This garden-temple theme continues with the building of the permanent temple under King Solomon. Now the Israelites have a homeland and capital city, David’s son builds a “permanent” home for his God, and again fire falls as Yahweh “moves in” (2 Chron. 7). God is present with His people in this way, right through to the dramatic visions of Ezekiel, in which the prophet sees the glory of the Lord depart. Coupled with the destruction of the temple, it would seem that God had left His people. Hence the incredible opening of John’s gospel, where we read, “The Word became flesh and tabernacled among us” (John 1:14, author’s translation). God has returned to dwell on earth; indeed, Jesus Himself is the true temple (2:21). As His body is broken and then raised, He ascends to pour out His Spirit on the church and thus can promise them that He will be “with [them] always, to the end of the age” (Matt. 28:20). Between Christ’s first and second comings, God is present with His people in a way that means that both the individual believer and the church can be described as temples of the Holy Spirit (1 Cor. 3:16; 6:19). Finally, on the day of Jesus’ return, the dwelling place of God will be with man again, as heaven and earth are reunited. Indeed, the new Jerusalem is described as a perfect cube to symbolize that the whole new earth has become a Most Holy Place, as God lives with His people.

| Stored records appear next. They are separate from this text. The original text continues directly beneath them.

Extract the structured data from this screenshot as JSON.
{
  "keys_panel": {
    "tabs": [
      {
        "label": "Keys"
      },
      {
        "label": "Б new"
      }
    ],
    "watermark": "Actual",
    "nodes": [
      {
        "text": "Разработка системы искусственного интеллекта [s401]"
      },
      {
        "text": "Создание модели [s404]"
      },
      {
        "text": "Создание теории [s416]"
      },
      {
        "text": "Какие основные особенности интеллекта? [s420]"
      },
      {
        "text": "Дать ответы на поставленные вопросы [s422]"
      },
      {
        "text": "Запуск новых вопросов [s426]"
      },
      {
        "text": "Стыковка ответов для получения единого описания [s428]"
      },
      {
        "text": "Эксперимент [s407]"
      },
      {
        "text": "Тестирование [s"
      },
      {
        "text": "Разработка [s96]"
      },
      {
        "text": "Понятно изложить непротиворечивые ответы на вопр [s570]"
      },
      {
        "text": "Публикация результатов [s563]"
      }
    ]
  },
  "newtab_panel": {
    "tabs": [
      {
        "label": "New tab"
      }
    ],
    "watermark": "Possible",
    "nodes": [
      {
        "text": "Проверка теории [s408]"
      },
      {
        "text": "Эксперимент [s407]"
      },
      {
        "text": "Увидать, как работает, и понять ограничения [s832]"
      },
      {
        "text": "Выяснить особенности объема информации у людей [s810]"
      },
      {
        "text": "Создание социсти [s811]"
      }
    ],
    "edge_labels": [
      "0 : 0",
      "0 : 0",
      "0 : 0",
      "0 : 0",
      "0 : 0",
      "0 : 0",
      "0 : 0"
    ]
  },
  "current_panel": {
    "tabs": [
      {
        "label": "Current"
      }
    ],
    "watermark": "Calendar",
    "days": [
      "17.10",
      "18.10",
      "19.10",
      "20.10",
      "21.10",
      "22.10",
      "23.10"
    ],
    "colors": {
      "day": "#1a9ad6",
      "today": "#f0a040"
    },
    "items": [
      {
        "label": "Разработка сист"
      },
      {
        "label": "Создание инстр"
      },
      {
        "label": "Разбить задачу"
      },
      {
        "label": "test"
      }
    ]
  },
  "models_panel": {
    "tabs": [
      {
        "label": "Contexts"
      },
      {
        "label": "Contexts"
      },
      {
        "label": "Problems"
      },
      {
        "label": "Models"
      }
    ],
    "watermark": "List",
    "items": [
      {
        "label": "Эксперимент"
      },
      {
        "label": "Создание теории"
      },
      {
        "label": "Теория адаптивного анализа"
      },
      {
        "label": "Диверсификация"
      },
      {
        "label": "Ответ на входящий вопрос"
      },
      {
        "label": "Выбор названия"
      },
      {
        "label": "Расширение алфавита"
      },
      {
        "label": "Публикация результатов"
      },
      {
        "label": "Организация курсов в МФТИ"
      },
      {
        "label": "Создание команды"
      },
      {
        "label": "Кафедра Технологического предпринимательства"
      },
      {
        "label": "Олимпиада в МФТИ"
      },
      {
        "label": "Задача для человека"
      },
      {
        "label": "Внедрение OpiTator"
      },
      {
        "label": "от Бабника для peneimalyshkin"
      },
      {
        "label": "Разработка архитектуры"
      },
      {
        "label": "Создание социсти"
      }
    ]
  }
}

Covenant and God’s presence are just two “major roads” through the Bible. We could have traced the theme of God’s people—from Adam and Eve in Eden, through the godly line of Seth, the family of Abraham, the Israelites at Sinai, down to the multinational church of our age. We might consider the kingdom of God. Adam was given dominion over all creation but lost his throne as he submitted to Satan’s word. Israel as a nation was a “kingdom of priests” but failed to exercise its duties well. David, who together with his descendants had the privilege of being called “sons of God,” was at best a mixed blessing to God’s people, and the kingdom of Israel was divided, conquered, and in large part destroyed under his successors. But with the resurrection of Jesus, we finally meet a King who has been given all authority and can therefore rule over a kingdom that knows no end. For now, that kingdom is found in the church (Matt. 16:18–19), though one day it will encompass a whole new creation.
So Scripture is bound together by myriad intertwining themes. Pulling on even minor threads can prove fruitful. Think of the thorns that we meet for the first time as part of the curse but that we find ultimately woven into a crown adorning the Messiah’s brow as He bears that curse for His people. Similarly, the fall leads to sweat: work has become unpleasant and tiring, forcing life to ooze out of us. What a relief, therefore, to see that Jesus sweats blood for us in the garden of Gethsemane, a reminder that the work of our salvation lies in His hands alone as He pours His life out for His people. Marriage, too, runs from Genesis to Revelation, painting the story of redemption. Marriage was created to depict Jesus’ love for and union with His bride, the church, but that picture is distorted in adulterous Israel before it climaxes in Christ’s sacrificial death and will be consummated at the great wedding supper of the Lamb (Rev. 19:6–7).
These last examples are clearly less central than those of covenant, kingdom, or God’s presence. But they help show that although there is not one single theme that binds the Bible together, there is one main character on whom it all centers. While there are villains, victims, servants, and sidekicks aplenty, there is only one hero. Wherever we find ourselves in Scripture, the spotlight is always shining on the triune God and the rescuing work of the Lord Jesus Christ. All the melodies of God’s one great symphony combine to sing His praise.